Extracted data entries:

Start of Block

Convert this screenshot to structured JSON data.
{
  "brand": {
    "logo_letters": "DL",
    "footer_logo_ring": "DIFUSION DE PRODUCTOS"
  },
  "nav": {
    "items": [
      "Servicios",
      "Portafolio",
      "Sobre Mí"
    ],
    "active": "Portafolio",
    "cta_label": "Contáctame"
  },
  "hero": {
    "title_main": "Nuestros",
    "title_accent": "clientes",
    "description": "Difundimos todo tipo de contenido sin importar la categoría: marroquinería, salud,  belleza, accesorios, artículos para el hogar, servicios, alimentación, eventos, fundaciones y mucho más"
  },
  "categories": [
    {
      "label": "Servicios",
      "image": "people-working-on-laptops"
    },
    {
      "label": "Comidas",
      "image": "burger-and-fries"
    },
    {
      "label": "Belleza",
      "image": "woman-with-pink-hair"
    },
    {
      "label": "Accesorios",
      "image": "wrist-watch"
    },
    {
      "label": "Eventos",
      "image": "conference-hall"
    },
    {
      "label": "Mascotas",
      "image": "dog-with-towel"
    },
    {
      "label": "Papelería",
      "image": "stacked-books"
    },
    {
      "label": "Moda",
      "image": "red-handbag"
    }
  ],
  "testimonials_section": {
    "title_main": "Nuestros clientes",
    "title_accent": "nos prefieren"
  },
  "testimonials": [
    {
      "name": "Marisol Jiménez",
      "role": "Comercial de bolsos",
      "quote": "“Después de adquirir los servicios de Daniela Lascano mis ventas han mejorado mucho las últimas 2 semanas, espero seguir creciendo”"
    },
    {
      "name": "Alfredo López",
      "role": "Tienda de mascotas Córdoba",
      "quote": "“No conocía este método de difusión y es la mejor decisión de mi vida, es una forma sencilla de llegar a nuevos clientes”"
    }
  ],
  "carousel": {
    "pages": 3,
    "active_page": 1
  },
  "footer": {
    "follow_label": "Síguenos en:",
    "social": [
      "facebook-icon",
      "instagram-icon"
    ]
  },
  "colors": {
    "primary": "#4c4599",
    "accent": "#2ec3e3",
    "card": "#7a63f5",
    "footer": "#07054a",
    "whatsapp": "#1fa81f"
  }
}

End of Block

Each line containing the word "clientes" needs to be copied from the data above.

    "title_accent": "clientes",
    "title_main": "Nuestros clientes",
      "quote": "“No conocía este método de difusión y es la mejor decisión de mi vida, es una forma sencilla de llegar a nuevos clientes”"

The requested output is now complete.